**Exercise data**
- - - - - - -
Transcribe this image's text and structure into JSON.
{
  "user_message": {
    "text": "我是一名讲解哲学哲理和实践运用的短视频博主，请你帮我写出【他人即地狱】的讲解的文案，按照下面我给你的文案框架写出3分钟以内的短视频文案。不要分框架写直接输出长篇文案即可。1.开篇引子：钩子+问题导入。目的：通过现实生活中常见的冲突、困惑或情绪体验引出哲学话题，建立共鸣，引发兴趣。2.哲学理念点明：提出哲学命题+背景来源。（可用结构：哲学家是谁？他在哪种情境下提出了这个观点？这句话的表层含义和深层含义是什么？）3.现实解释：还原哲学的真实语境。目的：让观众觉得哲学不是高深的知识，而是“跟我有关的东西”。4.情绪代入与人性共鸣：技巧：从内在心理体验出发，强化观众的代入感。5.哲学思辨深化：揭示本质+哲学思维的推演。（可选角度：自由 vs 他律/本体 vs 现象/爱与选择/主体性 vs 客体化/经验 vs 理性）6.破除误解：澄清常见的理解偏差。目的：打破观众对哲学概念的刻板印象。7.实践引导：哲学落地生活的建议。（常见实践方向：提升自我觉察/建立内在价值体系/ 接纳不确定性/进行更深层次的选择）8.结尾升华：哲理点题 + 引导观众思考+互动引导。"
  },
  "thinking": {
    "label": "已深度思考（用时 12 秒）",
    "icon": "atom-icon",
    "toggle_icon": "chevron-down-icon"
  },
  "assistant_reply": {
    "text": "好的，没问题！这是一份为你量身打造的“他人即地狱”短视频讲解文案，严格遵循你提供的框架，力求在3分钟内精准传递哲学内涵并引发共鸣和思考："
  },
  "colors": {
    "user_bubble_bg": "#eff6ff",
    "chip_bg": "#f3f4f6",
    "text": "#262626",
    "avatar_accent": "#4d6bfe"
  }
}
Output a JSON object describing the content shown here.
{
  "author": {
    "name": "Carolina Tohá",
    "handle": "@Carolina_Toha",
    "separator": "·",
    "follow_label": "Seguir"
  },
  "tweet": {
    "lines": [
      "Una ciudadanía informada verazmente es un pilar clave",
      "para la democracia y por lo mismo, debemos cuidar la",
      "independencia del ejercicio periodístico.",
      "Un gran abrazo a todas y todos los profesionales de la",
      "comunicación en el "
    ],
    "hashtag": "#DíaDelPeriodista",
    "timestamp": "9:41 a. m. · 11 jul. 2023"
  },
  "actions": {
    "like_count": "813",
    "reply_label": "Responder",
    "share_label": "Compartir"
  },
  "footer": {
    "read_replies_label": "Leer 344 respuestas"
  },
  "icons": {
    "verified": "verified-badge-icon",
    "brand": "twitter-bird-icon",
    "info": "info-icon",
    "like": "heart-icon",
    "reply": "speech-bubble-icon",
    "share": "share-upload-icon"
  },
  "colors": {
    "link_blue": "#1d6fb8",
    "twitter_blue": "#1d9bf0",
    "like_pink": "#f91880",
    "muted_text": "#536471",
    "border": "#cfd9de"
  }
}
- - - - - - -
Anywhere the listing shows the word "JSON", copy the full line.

**Answer to the problem**
Transcribe this image's text and structure into JSON.
Output a JSON object describing the content shown here.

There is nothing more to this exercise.